We have ambitions to solve 3 major problems inside of podcasting and audio through Terra Firma:
Problem #1: Sustainability
As of the writing of this article (April 2021) there are over 2 million podcasts and over 45 million individual episodes. The first problem we are solving is sustainability. Out of the 2 million podcasts+, it is estimated that only 36% have produced more than 10 episodes. And roughly 520,000 of the 2,000,000 have produced 10 episodes and at least one produced episode in the past year (26%).
My new friend Steve Goldstein truly breaks down this problem on his blog. Check out this graphic he shared:
Anyone can launch a podcast. Only a few can keep it going.
Only a tiny percentage — Steve Goldstein suggests that it is possible single-digit percentage — can sustainably podcast.
By applying our strategic planning, production skills, and monetization strategies, Terra Firma helps build podcasts built to last.
Problem #2: Progressive Monetization
The second problem we are solving is creating progressive monetization models. Very few podcasters are “full-time” podcasters. In fact, that number is so small that I can’t think of a true and pure example as I write this. When our team thinks about what makes a podcaster successful we can’t help thinking about the progressive monetization that utilizes advertising, productization, and subscription models to build the strongest custom formula for each podcaster we work with.

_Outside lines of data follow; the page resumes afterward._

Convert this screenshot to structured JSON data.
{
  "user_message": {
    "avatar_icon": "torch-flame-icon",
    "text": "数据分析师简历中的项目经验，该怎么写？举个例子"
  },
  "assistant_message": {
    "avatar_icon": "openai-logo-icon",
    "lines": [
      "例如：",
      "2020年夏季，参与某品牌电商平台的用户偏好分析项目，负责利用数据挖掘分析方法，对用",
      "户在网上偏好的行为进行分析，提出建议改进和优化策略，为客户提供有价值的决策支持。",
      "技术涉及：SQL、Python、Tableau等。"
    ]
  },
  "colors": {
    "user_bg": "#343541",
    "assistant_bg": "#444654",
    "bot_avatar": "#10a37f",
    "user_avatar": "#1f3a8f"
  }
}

While podcast advertising is set to scale over $1 billion this year according to a variety of sources, it is not going to be the main financial driver for most podcasters. It is critical, in our opinion, to build a diversity of revenue streams for our clients. Podcasters should be making money through advertising just like we do with our Converge Podcast Network shows. Podcasters should be making money creating digital experiences/events like we have done with our client Kait Warman. Podcasters should be integrating their book into their podcasts like our client Lorena Junco Margain does each week.
Terra Firma helps develop marketing and monetization strategies that create a firm foundation for sustainable growth.
Problem #3: Bigger Than Audio
The third problem we are solving is dismantling the walls that separate the book publishing world and the podcast publishing world. Because we are now a part of the Content Capital family, we have access to a set of resources and people that are the best in the business at book development. This year we will be opening up pathways to bring authors into podcasting and podcasters into authorship.
We’d love to hear what problems you are facing in the podcast industry right now. Shoot me an email to email@example.com and let me know. For more insights like this follow me on Twitter.